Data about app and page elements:

=== Begin Enclosure ===

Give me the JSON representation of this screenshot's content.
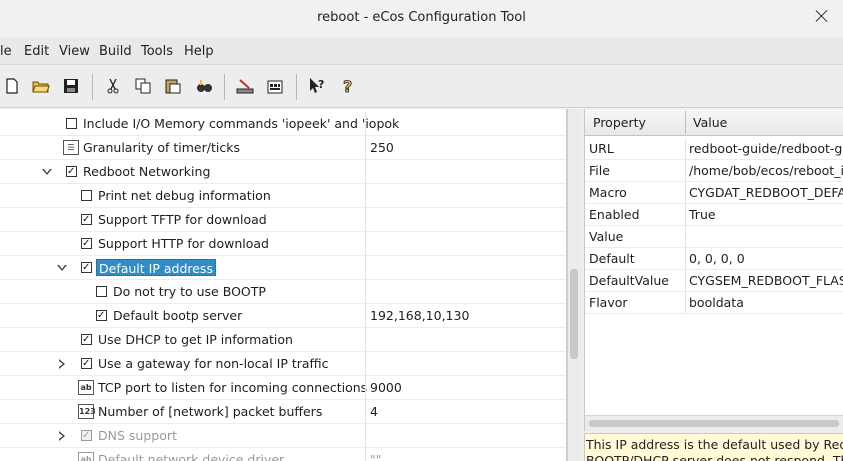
{
  "window": {
    "title": "reboot - eCos Configuration Tool"
  },
  "menu": [
    "le",
    "Edit",
    "View",
    "Build",
    "Tools",
    "Help"
  ],
  "toolbar": [
    "new-icon",
    "open-icon",
    "save-icon",
    "cut-icon",
    "copy-icon",
    "paste-icon",
    "find-icon",
    "build-icon",
    "package-icon",
    "whats-this-icon",
    "help-icon"
  ],
  "tree": {
    "rows": [
      {
        "label": "Include I/O Memory commands 'iopeek' and 'iopok",
        "value": "",
        "kind": "checkbox",
        "checked": false
      },
      {
        "label": "Granularity of timer/ticks",
        "value": "250",
        "kind": "list"
      },
      {
        "label": "Redboot Networking",
        "value": "",
        "kind": "checkbox",
        "checked": true,
        "expander": "down"
      },
      {
        "label": "Print net debug information",
        "value": "",
        "kind": "checkbox",
        "checked": false
      },
      {
        "label": "Support TFTP for download",
        "value": "",
        "kind": "checkbox",
        "checked": true
      },
      {
        "label": "Support HTTP for download",
        "value": "",
        "kind": "checkbox",
        "checked": true
      },
      {
        "label": "Default IP address",
        "value": "",
        "kind": "checkbox",
        "checked": true,
        "expander": "down",
        "selected": true
      },
      {
        "label": "Do not try to use BOOTP",
        "value": "",
        "kind": "checkbox",
        "checked": false
      },
      {
        "label": "Default bootp server",
        "value": "192,168,10,130",
        "kind": "checkbox",
        "checked": true
      },
      {
        "label": "Use DHCP to get IP information",
        "value": "",
        "kind": "checkbox",
        "checked": true
      },
      {
        "label": "Use a gateway for non-local IP traffic",
        "value": "",
        "kind": "checkbox",
        "checked": true,
        "expander": "right"
      },
      {
        "label": "TCP port to listen for incoming connections",
        "value": "9000",
        "kind": "text"
      },
      {
        "label": "Number of [network] packet buffers",
        "value": "4",
        "kind": "number"
      },
      {
        "label": "DNS support",
        "value": "",
        "kind": "checkbox",
        "checked": true,
        "expander": "right",
        "disabled": true
      },
      {
        "label": "Default network device driver",
        "value": "\"\"",
        "kind": "text",
        "disabled": true
      }
    ]
  },
  "properties": {
    "headers": {
      "property": "Property",
      "value": "Value"
    },
    "rows": [
      {
        "key": "URL",
        "value": "redboot-guide/redboot-guid"
      },
      {
        "key": "File",
        "value": "/home/bob/ecos/reboot_ins"
      },
      {
        "key": "Macro",
        "value": "CYGDAT_REDBOOT_DEFAUL"
      },
      {
        "key": "Enabled",
        "value": "True"
      },
      {
        "key": "Value",
        "value": ""
      },
      {
        "key": "Default",
        "value": "0, 0, 0, 0"
      },
      {
        "key": "DefaultValue",
        "value": "CYGSEM_REDBOOT_FLASH_"
      },
      {
        "key": "Flavor",
        "value": "booldata"
      }
    ]
  },
  "description": {
    "line1": "This IP address is the default used by RedBoot",
    "line2": "BOOTP/DHCP server does not respond. The"
  }
}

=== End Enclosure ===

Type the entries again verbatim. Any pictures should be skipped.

■ Exercise response
Give me the JSON representation of this screenshot's content.
{
  "window": {
    "title": "reboot - eCos Configuration Tool"
  },
  "menu": [
    "le",
    "Edit",
    "View",
    "Build",
    "Tools",
    "Help"
  ],
  "toolbar": [
    "new-icon",
    "open-icon",
    "save-icon",
    "cut-icon",
    "copy-icon",
    "paste-icon",
    "find-icon",
    "build-icon",
    "package-icon",
    "whats-this-icon",
    "help-icon"
  ],
  "tree": {
    "rows": [
      {
        "label": "Include I/O Memory commands 'iopeek' and 'iopok",
        "value": "",
        "kind": "checkbox",
        "checked": false
      },
      {
        "label": "Granularity of timer/ticks",
        "value": "250",
        "kind": "list"
      },
      {
        "label": "Redboot Networking",
        "value": "",
        "kind": "checkbox",
        "checked": true,
        "expander": "down"
      },
      {
        "label": "Print net debug information",
        "value": "",
        "kind": "checkbox",
        "checked": false
      },
      {
        "label": "Support TFTP for download",
        "value": "",
        "kind": "checkbox",
        "checked": true
      },
      {
        "label": "Support HTTP for download",
        "value": "",
        "kind": "checkbox",
        "checked": true
      },
      {
        "label": "Default IP address",
        "value": "",
        "kind": "checkbox",
        "checked": true,
        "expander": "down",
        "selected": true
      },
      {
        "label": "Do not try to use BOOTP",
        "value": "",
        "kind": "checkbox",
        "checked": false
      },
      {
        "label": "Default bootp server",
        "value": "192,168,10,130",
        "kind": "checkbox",
        "checked": true
      },
      {
        "label": "Use DHCP to get IP information",
        "value": "",
        "kind": "checkbox",
        "checked": true
      },
      {
        "label": "Use a gateway for non-local IP traffic",
        "value": "",
        "kind": "checkbox",
        "checked": true,
        "expander": "right"
      },
      {
        "label": "TCP port to listen for incoming connections",
        "value": "9000",
        "kind": "text"
      },
      {
        "label": "Number of [network] packet buffers",
        "value": "4",
        "kind": "number"
      },
      {
        "label": "DNS support",
        "value": "",
        "kind": "checkbox",
        "checked": true,
        "expander": "right",
        "disabled": true
      },
      {
        "label": "Default network device driver",
        "value": "\"\"",
        "kind": "text",
        "disabled": true
      }
    ]
  },
  "properties": {
    "headers": {
      "property": "Property",
      "value": "Value"
    },
    "rows": [
      {
        "key": "URL",
        "value": "redboot-guide/redboot-guid"
      },
      {
        "key": "File",
        "value": "/home/bob/ecos/reboot_ins"
      },
      {
        "key": "Macro",
        "value": "CYGDAT_REDBOOT_DEFAUL"
      },
      {
        "key": "Enabled",
        "value": "True"
      },
      {
        "key": "Value",
        "value": ""
      },
      {
        "key": "Default",
        "value": "0, 0, 0, 0"
      },
      {
        "key": "DefaultValue",
        "value": "CYGSEM_REDBOOT_FLASH_"
      },
      {
        "key": "Flavor",
        "value": "booldata"
      }
    ]
  },
  "description": {
    "line1": "This IP address is the default used by RedBoot",
    "line2": "BOOTP/DHCP server does not respond. The"
  }
}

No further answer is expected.